§ Data supplied
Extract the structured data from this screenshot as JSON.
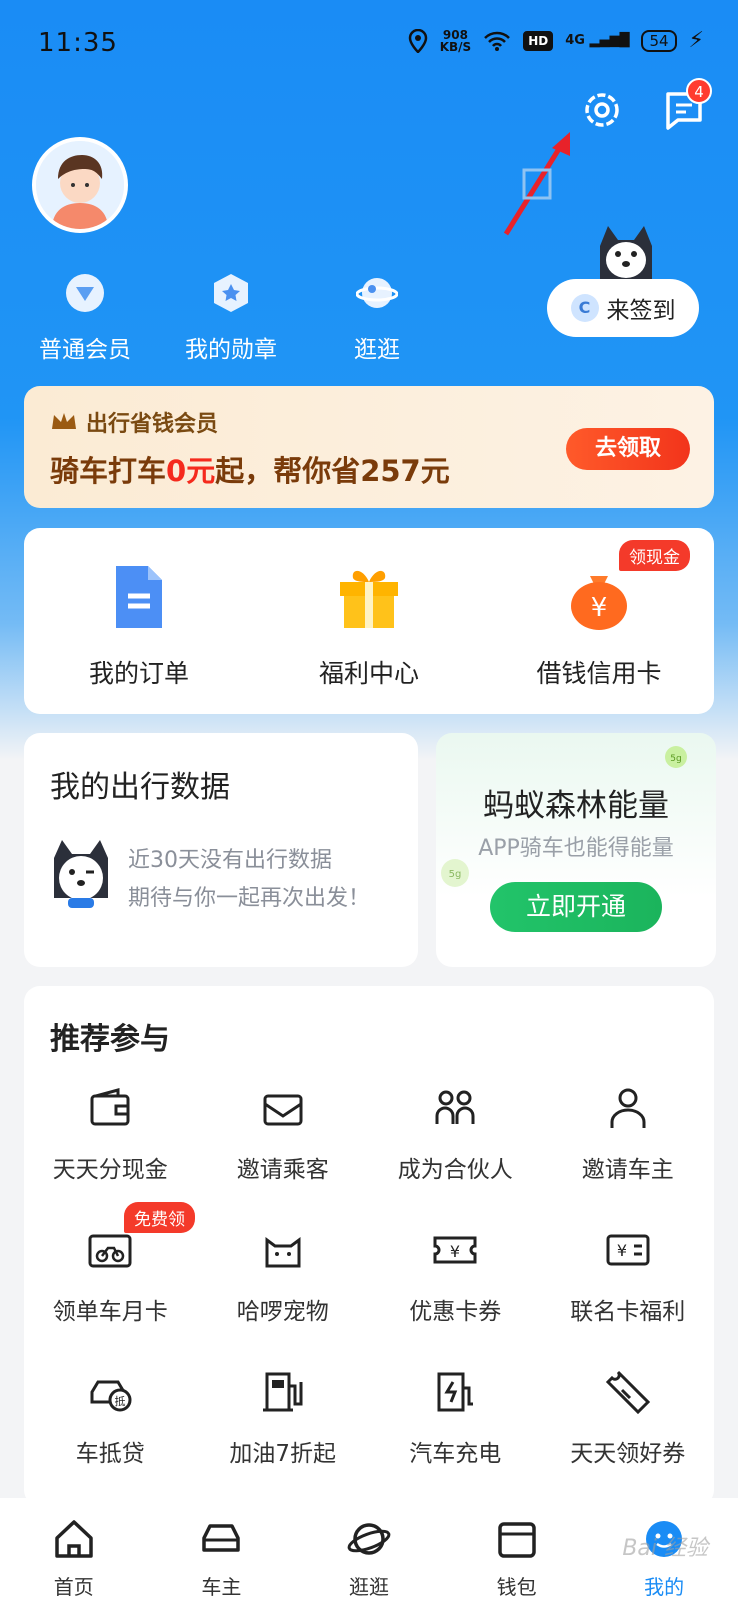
{
  "status_bar": {
    "time": "11:35",
    "speed_value": "908",
    "speed_unit": "KB/S",
    "hd": "HD",
    "signal": "4G",
    "battery": "54"
  },
  "header": {
    "message_badge": "4"
  },
  "member": {
    "items": [
      {
        "label": "普通会员",
        "icon": "vip-icon"
      },
      {
        "label": "我的勋章",
        "icon": "medal-icon"
      },
      {
        "label": "逛逛",
        "icon": "planet-icon"
      }
    ]
  },
  "signin": {
    "icon_letter": "C",
    "label": "来签到"
  },
  "promo": {
    "subtitle": "出行省钱会员",
    "title_prefix": "骑车打车",
    "title_highlight": "0元",
    "title_suffix": "起，帮你省257元",
    "button": "去领取"
  },
  "quick": {
    "items": [
      {
        "label": "我的订单",
        "icon": "order-icon"
      },
      {
        "label": "福利中心",
        "icon": "gift-icon"
      },
      {
        "label": "借钱信用卡",
        "icon": "money-bag-icon",
        "tag": "领现金"
      }
    ]
  },
  "travel": {
    "title": "我的出行数据",
    "line1": "近30天没有出行数据",
    "line2": "期待与你一起再次出发！"
  },
  "forest": {
    "title": "蚂蚁森林能量",
    "subtitle": "APP骑车也能得能量",
    "button": "立即开通"
  },
  "recommend": {
    "title": "推荐参与",
    "items": [
      {
        "label": "天天分现金",
        "icon": "wallet-icon"
      },
      {
        "label": "邀请乘客",
        "icon": "envelope-icon"
      },
      {
        "label": "成为合伙人",
        "icon": "partners-icon"
      },
      {
        "label": "邀请车主",
        "icon": "driver-icon"
      },
      {
        "label": "领单车月卡",
        "icon": "bike-card-icon",
        "tag": "免费领"
      },
      {
        "label": "哈啰宠物",
        "icon": "cat-icon"
      },
      {
        "label": "优惠卡券",
        "icon": "coupon-icon"
      },
      {
        "label": "联名卡福利",
        "icon": "cobrand-card-icon"
      },
      {
        "label": "车抵贷",
        "icon": "car-loan-icon"
      },
      {
        "label": "加油7折起",
        "icon": "fuel-icon"
      },
      {
        "label": "汽车充电",
        "icon": "charging-icon"
      },
      {
        "label": "天天领好券",
        "icon": "ticket-icon"
      }
    ]
  },
  "tabbar": {
    "items": [
      {
        "label": "首页"
      },
      {
        "label": "车主"
      },
      {
        "label": "逛逛"
      },
      {
        "label": "钱包"
      },
      {
        "label": "我的"
      }
    ]
  },
  "colors": {
    "primary": "#1a8cf5",
    "accent_red": "#f52a1d",
    "green": "#22c46a"
  },
  "watermark": "Bai 经验"
}
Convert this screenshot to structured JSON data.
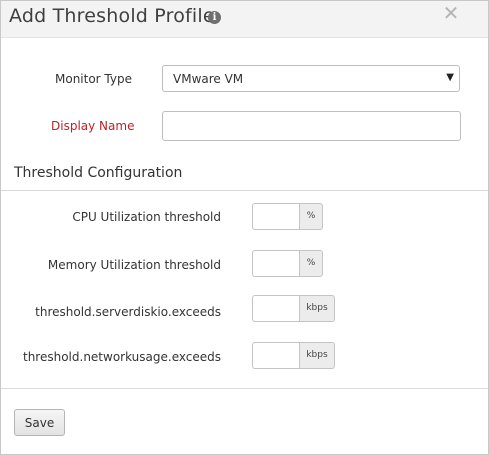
{
  "dialog": {
    "title": "Add Threshold Profile",
    "info_icon": "info-icon",
    "close_icon": "close-icon",
    "close_glyph": "✕"
  },
  "form": {
    "monitor_type_label": "Monitor Type",
    "monitor_type_value": "VMware VM",
    "display_name_label": "Display Name",
    "display_name_value": "",
    "display_name_color": "#b2262b"
  },
  "threshold_section": {
    "title": "Threshold Configuration",
    "rows": [
      {
        "label": "CPU Utilization threshold",
        "value": "",
        "unit": "%"
      },
      {
        "label": "Memory Utilization threshold",
        "value": "",
        "unit": "%"
      },
      {
        "label": "threshold.serverdiskio.exceeds",
        "value": "",
        "unit": "kbps"
      },
      {
        "label": "threshold.networkusage.exceeds",
        "value": "",
        "unit": "kbps"
      }
    ]
  },
  "actions": {
    "save_label": "Save"
  }
}
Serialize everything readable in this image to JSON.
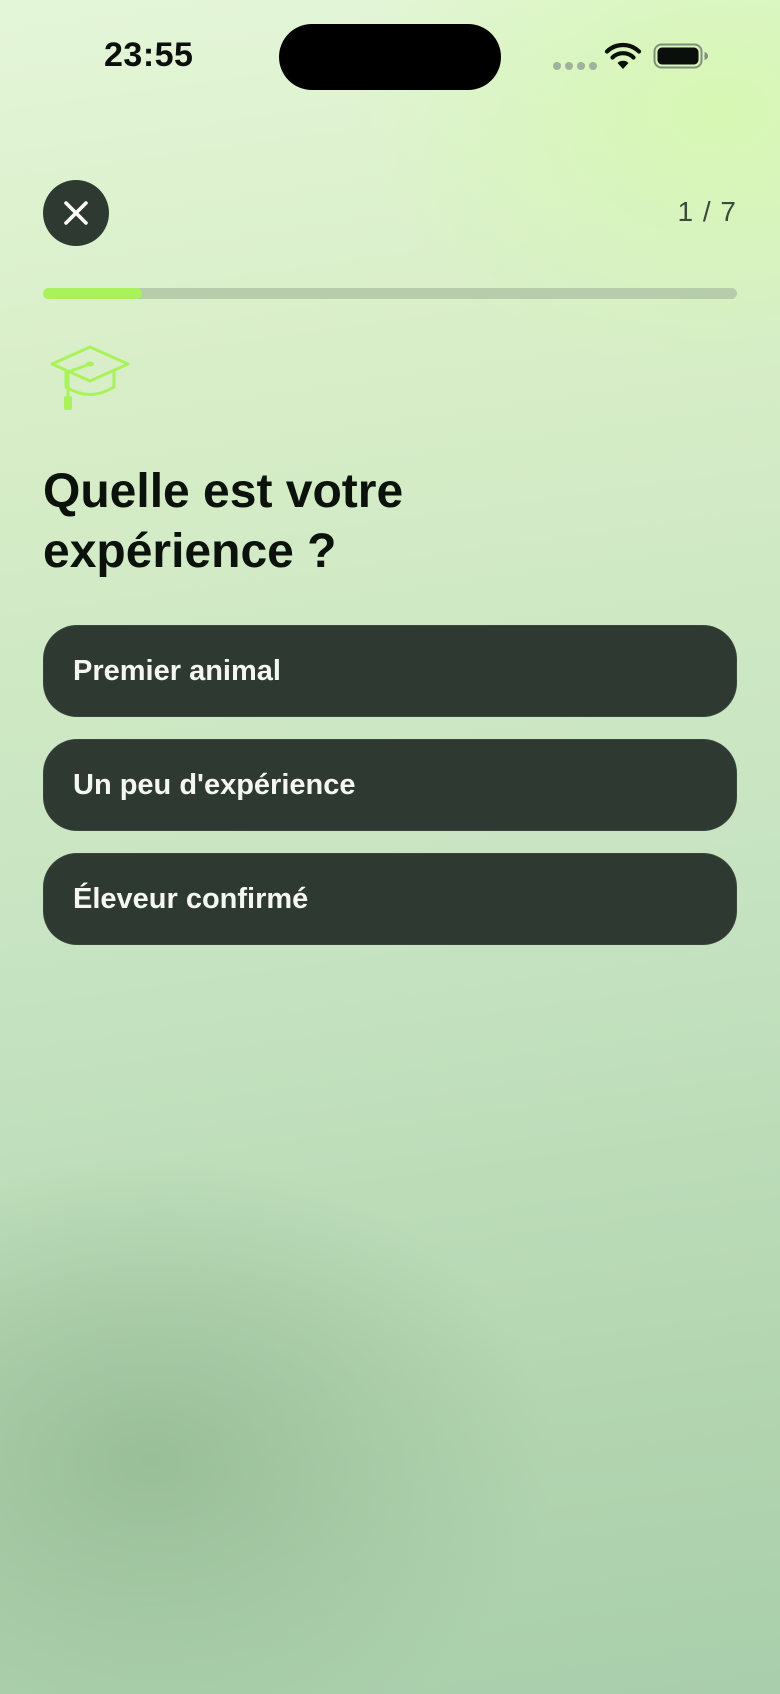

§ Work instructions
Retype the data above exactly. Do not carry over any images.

§ Task response
Extract the structured data from this screenshot as JSON.
{
  "status_bar": {
    "time": "11:35",
    "speed_value": "908",
    "speed_unit": "KB/S",
    "hd": "HD",
    "signal": "4G",
    "battery": "54"
  },
  "header": {
    "message_badge": "4"
  },
  "member": {
    "items": [
      {
        "label": "普通会员",
        "icon": "vip-icon"
      },
      {
        "label": "我的勋章",
        "icon": "medal-icon"
      },
      {
        "label": "逛逛",
        "icon": "planet-icon"
      }
    ]
  },
  "signin": {
    "icon_letter": "C",
    "label": "来签到"
  },
  "promo": {
    "subtitle": "出行省钱会员",
    "title_prefix": "骑车打车",
    "title_highlight": "0元",
    "title_suffix": "起，帮你省257元",
    "button": "去领取"
  },
  "quick": {
    "items": [
      {
        "label": "我的订单",
        "icon": "order-icon"
      },
      {
        "label": "福利中心",
        "icon": "gift-icon"
      },
      {
        "label": "借钱信用卡",
        "icon": "money-bag-icon",
        "tag": "领现金"
      }
    ]
  },
  "travel": {
    "title": "我的出行数据",
    "line1": "近30天没有出行数据",
    "line2": "期待与你一起再次出发！"
  },
  "forest": {
    "title": "蚂蚁森林能量",
    "subtitle": "APP骑车也能得能量",
    "button": "立即开通"
  },
  "recommend": {
    "title": "推荐参与",
    "items": [
      {
        "label": "天天分现金",
        "icon": "wallet-icon"
      },
      {
        "label": "邀请乘客",
        "icon": "envelope-icon"
      },
      {
        "label": "成为合伙人",
        "icon": "partners-icon"
      },
      {
        "label": "邀请车主",
        "icon": "driver-icon"
      },
      {
        "label": "领单车月卡",
        "icon": "bike-card-icon",
        "tag": "免费领"
      },
      {
        "label": "哈啰宠物",
        "icon": "cat-icon"
      },
      {
        "label": "优惠卡券",
        "icon": "coupon-icon"
      },
      {
        "label": "联名卡福利",
        "icon": "cobrand-card-icon"
      },
      {
        "label": "车抵贷",
        "icon": "car-loan-icon"
      },
      {
        "label": "加油7折起",
        "icon": "fuel-icon"
      },
      {
        "label": "汽车充电",
        "icon": "charging-icon"
      },
      {
        "label": "天天领好券",
        "icon": "ticket-icon"
      }
    ]
  },
  "tabbar": {
    "items": [
      {
        "label": "首页"
      },
      {
        "label": "车主"
      },
      {
        "label": "逛逛"
      },
      {
        "label": "钱包"
      },
      {
        "label": "我的"
      }
    ]
  },
  "colors": {
    "primary": "#1a8cf5",
    "accent_red": "#f52a1d",
    "green": "#22c46a"
  },
  "watermark": "Bai 经验"
}
Convert this screenshot to structured JSON data.
{
  "dialog": {
    "title": "Add Threshold Profile",
    "info_icon": "info-icon",
    "close_icon": "close-icon",
    "close_glyph": "✕"
  },
  "form": {
    "monitor_type_label": "Monitor Type",
    "monitor_type_value": "VMware VM",
    "display_name_label": "Display Name",
    "display_name_value": "",
    "display_name_color": "#b2262b"
  },
  "threshold_section": {
    "title": "Threshold Configuration",
    "rows": [
      {
        "label": "CPU Utilization threshold",
        "value": "",
        "unit": "%"
      },
      {
        "label": "Memory Utilization threshold",
        "value": "",
        "unit": "%"
      },
      {
        "label": "threshold.serverdiskio.exceeds",
        "value": "",
        "unit": "kbps"
      },
      {
        "label": "threshold.networkusage.exceeds",
        "value": "",
        "unit": "kbps"
      }
    ]
  },
  "actions": {
    "save_label": "Save"
  }
}
Serialize everything readable in this image to JSON.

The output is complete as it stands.